╔══
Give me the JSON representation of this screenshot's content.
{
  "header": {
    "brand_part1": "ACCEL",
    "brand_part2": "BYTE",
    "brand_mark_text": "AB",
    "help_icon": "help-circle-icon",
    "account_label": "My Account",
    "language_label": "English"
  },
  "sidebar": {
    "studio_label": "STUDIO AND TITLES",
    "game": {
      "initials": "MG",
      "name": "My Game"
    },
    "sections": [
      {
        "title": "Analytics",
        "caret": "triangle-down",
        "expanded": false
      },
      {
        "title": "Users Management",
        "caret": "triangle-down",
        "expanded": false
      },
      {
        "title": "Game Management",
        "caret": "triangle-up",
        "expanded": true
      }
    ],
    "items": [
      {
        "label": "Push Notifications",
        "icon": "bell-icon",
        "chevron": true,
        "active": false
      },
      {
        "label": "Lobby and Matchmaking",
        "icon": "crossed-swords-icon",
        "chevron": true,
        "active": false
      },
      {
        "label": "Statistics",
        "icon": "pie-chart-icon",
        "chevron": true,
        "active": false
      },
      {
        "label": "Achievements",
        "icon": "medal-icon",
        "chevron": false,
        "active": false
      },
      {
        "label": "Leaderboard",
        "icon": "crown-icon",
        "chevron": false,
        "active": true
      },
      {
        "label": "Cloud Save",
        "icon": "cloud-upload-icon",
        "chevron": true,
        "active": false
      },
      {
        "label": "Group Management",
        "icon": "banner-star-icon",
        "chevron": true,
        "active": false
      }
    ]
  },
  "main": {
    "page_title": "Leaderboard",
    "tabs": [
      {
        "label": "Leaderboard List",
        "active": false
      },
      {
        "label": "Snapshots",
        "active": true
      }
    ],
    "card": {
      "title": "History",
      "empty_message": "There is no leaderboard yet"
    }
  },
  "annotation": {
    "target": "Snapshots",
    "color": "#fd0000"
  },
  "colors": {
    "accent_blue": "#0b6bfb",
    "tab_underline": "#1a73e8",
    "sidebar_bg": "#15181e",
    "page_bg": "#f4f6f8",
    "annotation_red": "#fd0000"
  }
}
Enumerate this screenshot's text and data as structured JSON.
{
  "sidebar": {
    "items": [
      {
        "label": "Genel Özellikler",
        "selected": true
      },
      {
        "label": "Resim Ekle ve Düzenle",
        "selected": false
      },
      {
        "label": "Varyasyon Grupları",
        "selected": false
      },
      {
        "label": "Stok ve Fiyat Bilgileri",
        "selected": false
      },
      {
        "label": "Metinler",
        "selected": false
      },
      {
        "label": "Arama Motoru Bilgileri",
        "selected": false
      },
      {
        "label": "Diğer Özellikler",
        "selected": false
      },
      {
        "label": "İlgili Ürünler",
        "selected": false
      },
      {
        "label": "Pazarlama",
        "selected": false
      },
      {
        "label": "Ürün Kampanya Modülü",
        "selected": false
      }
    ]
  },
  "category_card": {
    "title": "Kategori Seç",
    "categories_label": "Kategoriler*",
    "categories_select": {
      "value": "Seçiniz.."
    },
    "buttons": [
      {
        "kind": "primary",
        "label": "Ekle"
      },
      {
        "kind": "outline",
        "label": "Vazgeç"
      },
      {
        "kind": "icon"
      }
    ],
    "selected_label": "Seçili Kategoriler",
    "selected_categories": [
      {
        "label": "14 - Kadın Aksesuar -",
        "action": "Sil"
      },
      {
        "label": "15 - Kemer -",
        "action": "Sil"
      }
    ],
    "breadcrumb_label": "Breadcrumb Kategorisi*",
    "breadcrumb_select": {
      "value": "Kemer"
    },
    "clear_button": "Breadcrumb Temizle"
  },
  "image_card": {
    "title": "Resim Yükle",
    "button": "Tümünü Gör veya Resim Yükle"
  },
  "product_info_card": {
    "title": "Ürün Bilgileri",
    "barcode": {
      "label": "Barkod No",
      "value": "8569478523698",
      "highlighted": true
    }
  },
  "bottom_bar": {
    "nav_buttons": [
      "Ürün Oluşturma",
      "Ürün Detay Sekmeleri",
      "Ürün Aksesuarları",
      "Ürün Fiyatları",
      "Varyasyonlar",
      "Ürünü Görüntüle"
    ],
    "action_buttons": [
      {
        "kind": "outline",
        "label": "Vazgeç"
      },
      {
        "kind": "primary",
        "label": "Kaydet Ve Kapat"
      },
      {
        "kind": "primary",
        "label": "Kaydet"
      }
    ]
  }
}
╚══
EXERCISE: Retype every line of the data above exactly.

ANSWER SPACE:
Give me the JSON representation of this screenshot's content.
{
  "header": {
    "brand_part1": "ACCEL",
    "brand_part2": "BYTE",
    "brand_mark_text": "AB",
    "help_icon": "help-circle-icon",
    "account_label": "My Account",
    "language_label": "English"
  },
  "sidebar": {
    "studio_label": "STUDIO AND TITLES",
    "game": {
      "initials": "MG",
      "name": "My Game"
    },
    "sections": [
      {
        "title": "Analytics",
        "caret": "triangle-down",
        "expanded": false
      },
      {
        "title": "Users Management",
        "caret": "triangle-down",
        "expanded": false
      },
      {
        "title": "Game Management",
        "caret": "triangle-up",
        "expanded": true
      }
    ],
    "items": [
      {
        "label": "Push Notifications",
        "icon": "bell-icon",
        "chevron": true,
        "active": false
      },
      {
        "label": "Lobby and Matchmaking",
        "icon": "crossed-swords-icon",
        "chevron": true,
        "active": false
      },
      {
        "label": "Statistics",
        "icon": "pie-chart-icon",
        "chevron": true,
        "active": false
      },
      {
        "label": "Achievements",
        "icon": "medal-icon",
        "chevron": false,
        "active": false
      },
      {
        "label": "Leaderboard",
        "icon": "crown-icon",
        "chevron": false,
        "active": true
      },
      {
        "label": "Cloud Save",
        "icon": "cloud-upload-icon",
        "chevron": true,
        "active": false
      },
      {
        "label": "Group Management",
        "icon": "banner-star-icon",
        "chevron": true,
        "active": false
      }
    ]
  },
  "main": {
    "page_title": "Leaderboard",
    "tabs": [
      {
        "label": "Leaderboard List",
        "active": false
      },
      {
        "label": "Snapshots",
        "active": true
      }
    ],
    "card": {
      "title": "History",
      "empty_message": "There is no leaderboard yet"
    }
  },
  "annotation": {
    "target": "Snapshots",
    "color": "#fd0000"
  },
  "colors": {
    "accent_blue": "#0b6bfb",
    "tab_underline": "#1a73e8",
    "sidebar_bg": "#15181e",
    "page_bg": "#f4f6f8",
    "annotation_red": "#fd0000"
  }
}
Enumerate this screenshot's text and data as structured JSON.
{
  "sidebar": {
    "items": [
      {
        "label": "Genel Özellikler",
        "selected": true
      },
      {
        "label": "Resim Ekle ve Düzenle",
        "selected": false
      },
      {
        "label": "Varyasyon Grupları",
        "selected": false
      },
      {
        "label": "Stok ve Fiyat Bilgileri",
        "selected": false
      },
      {
        "label": "Metinler",
        "selected": false
      },
      {
        "label": "Arama Motoru Bilgileri",
        "selected": false
      },
      {
        "label": "Diğer Özellikler",
        "selected": false
      },
      {
        "label": "İlgili Ürünler",
        "selected": false
      },
      {
        "label": "Pazarlama",
        "selected": false
      },
      {
        "label": "Ürün Kampanya Modülü",
        "selected": false
      }
    ]
  },
  "category_card": {
    "title": "Kategori Seç",
    "categories_label": "Kategoriler*",
    "categories_select": {
      "value": "Seçiniz.."
    },
    "buttons": [
      {
        "kind": "primary",
        "label": "Ekle"
      },
      {
        "kind": "outline",
        "label": "Vazgeç"
      },
      {
        "kind": "icon"
      }
    ],
    "selected_label": "Seçili Kategoriler",
    "selected_categories": [
      {
        "label": "14 - Kadın Aksesuar -",
        "action": "Sil"
      },
      {
        "label": "15 - Kemer -",
        "action": "Sil"
      }
    ],
    "breadcrumb_label": "Breadcrumb Kategorisi*",
    "breadcrumb_select": {
      "value": "Kemer"
    },
    "clear_button": "Breadcrumb Temizle"
  },
  "image_card": {
    "title": "Resim Yükle",
    "button": "Tümünü Gör veya Resim Yükle"
  },
  "product_info_card": {
    "title": "Ürün Bilgileri",
    "barcode": {
      "label": "Barkod No",
      "value": "8569478523698",
      "highlighted": true
    }
  },
  "bottom_bar": {
    "nav_buttons": [
      "Ürün Oluşturma",
      "Ürün Detay Sekmeleri",
      "Ürün Aksesuarları",
      "Ürün Fiyatları",
      "Varyasyonlar",
      "Ürünü Görüntüle"
    ],
    "action_buttons": [
      {
        "kind": "outline",
        "label": "Vazgeç"
      },
      {
        "kind": "primary",
        "label": "Kaydet Ve Kapat"
      },
      {
        "kind": "primary",
        "label": "Kaydet"
      }
    ]
  }
}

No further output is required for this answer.